> YOUR OBJECTIVE
Look through the records and copy each line with the string "install" in it.

** Opening SUPPLIED ENTRIES block **

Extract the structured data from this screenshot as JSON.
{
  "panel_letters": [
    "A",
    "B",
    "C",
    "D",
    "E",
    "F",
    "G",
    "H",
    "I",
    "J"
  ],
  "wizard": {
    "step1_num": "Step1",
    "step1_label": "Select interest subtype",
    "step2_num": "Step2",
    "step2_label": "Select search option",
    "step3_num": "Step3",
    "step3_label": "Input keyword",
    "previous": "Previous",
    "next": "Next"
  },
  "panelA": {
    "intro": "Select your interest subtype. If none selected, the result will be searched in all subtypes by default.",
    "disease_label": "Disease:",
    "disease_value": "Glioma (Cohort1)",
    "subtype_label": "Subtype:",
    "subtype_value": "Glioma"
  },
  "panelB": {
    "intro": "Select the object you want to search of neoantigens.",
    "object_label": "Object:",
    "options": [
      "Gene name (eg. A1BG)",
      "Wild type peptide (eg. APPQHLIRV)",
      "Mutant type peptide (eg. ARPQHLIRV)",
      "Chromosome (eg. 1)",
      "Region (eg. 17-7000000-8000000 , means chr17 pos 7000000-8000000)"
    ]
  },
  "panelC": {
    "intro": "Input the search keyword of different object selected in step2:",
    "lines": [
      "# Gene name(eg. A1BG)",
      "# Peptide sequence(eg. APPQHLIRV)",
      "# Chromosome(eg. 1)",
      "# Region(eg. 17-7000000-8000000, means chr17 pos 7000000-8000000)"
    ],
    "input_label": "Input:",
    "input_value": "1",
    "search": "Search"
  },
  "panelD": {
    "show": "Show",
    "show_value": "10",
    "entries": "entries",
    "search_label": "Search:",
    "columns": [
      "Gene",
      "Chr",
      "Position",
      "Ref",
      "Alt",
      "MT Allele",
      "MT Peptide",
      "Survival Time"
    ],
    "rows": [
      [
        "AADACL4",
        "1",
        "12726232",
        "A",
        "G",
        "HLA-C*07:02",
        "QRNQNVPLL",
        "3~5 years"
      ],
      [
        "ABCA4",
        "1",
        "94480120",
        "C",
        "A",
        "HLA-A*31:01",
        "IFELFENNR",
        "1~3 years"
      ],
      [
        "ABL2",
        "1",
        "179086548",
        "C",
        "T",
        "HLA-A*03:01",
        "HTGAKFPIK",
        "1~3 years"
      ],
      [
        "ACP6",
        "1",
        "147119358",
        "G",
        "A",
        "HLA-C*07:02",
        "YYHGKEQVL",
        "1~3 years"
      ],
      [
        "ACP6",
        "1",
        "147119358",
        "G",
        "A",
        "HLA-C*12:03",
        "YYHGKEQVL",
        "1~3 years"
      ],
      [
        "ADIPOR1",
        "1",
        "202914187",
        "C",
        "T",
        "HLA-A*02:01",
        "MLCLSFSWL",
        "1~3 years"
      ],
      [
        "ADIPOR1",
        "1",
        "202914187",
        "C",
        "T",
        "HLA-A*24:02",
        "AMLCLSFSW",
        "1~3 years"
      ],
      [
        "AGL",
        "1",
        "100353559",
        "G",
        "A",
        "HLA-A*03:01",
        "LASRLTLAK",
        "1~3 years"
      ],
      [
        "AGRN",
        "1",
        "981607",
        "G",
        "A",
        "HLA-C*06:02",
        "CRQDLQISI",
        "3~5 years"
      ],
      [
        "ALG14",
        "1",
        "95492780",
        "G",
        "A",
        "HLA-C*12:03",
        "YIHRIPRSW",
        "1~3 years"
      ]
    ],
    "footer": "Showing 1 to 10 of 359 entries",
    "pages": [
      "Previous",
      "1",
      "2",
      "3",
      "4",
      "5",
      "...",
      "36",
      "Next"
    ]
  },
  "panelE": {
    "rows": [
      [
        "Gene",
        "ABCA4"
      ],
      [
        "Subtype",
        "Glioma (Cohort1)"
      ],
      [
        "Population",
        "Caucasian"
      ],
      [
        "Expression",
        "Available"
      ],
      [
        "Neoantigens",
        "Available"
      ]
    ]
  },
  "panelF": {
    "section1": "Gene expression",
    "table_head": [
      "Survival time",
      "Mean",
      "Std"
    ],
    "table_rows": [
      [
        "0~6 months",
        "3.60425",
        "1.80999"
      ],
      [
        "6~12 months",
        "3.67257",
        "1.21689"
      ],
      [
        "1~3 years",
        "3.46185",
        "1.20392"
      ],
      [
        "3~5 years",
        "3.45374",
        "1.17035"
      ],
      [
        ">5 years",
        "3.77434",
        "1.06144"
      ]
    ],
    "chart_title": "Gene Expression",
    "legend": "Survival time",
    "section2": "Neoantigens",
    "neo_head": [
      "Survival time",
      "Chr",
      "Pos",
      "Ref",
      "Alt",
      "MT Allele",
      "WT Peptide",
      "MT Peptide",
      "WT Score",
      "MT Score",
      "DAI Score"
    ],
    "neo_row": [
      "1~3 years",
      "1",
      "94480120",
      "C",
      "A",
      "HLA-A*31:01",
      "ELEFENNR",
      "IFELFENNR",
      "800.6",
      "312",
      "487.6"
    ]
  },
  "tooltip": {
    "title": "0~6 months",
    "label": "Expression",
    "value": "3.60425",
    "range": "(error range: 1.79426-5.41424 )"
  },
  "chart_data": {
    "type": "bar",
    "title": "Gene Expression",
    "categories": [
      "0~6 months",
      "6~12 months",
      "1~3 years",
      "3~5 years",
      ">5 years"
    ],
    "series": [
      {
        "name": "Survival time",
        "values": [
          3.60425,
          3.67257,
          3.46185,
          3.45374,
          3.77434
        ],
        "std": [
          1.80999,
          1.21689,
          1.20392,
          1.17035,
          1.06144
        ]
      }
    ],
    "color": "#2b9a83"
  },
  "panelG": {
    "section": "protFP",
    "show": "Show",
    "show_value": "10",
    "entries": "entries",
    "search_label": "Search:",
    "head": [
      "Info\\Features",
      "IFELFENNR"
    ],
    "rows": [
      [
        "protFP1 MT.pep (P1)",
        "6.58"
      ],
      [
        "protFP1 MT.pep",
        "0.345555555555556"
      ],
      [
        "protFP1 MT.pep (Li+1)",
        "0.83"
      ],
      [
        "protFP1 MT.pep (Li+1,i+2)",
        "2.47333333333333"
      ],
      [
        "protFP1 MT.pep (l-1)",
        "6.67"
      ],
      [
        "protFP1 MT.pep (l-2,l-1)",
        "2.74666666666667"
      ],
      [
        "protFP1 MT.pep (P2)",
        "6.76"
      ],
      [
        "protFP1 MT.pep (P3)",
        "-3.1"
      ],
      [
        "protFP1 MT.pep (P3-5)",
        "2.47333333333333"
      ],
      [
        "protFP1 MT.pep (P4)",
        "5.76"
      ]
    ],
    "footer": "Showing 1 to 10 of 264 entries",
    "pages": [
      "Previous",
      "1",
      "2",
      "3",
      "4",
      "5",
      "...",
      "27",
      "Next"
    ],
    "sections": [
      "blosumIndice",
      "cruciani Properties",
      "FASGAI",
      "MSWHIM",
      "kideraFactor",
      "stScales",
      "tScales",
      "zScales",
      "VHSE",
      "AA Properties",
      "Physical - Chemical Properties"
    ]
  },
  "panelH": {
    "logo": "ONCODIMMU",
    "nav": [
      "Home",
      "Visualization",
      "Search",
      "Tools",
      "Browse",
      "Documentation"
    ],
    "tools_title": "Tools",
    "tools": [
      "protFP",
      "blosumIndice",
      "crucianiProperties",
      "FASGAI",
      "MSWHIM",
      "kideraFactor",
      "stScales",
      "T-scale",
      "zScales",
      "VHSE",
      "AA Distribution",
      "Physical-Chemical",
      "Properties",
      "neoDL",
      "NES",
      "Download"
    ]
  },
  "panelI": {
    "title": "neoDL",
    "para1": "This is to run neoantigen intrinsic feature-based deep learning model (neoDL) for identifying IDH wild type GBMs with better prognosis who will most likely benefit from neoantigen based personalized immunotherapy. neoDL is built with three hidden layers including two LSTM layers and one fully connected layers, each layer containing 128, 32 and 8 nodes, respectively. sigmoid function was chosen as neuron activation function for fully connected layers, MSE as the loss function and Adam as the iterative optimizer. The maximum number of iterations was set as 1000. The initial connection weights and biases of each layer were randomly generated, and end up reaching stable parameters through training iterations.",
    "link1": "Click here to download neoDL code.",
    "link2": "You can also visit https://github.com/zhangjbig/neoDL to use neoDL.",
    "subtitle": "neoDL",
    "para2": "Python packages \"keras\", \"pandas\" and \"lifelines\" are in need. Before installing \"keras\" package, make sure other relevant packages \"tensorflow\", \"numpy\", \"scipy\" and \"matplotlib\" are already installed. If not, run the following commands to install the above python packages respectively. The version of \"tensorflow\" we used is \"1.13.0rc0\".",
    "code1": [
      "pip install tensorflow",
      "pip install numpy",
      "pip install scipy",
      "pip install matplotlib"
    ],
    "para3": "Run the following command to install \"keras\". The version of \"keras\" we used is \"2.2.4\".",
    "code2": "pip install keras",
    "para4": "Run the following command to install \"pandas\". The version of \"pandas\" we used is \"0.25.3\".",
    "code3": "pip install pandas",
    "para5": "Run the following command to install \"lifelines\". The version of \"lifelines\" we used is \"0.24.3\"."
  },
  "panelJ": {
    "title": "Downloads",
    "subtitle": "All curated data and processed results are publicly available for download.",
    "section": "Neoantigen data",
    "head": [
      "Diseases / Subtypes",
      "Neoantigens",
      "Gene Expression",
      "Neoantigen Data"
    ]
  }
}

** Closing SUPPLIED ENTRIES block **

> EXERCISE RESULT
    "para2": "Python packages \"keras\", \"pandas\" and \"lifelines\" are in need. Before installing \"keras\" package, make sure other relevant packages \"tensorflow\", \"numpy\", \"scipy\" and \"matplotlib\" are already installed. If not, run the following commands to install the above python packages respectively. The version of \"tensorflow\" we used is \"1.13.0rc0\".",
      "pip install tensorflow",
      "pip install numpy",
      "pip install scipy",
      "pip install matplotlib"
    "para3": "Run the following command to install \"keras\". The version of \"keras\" we used is \"2.2.4\".",
    "code2": "pip install keras",
    "para4": "Run the following command to install \"pandas\". The version of \"pandas\" we used is \"0.25.3\".",
    "code3": "pip install pandas",
    "para5": "Run the following command to install \"lifelines\". The version of \"lifelines\" we used is \"0.24.3\"."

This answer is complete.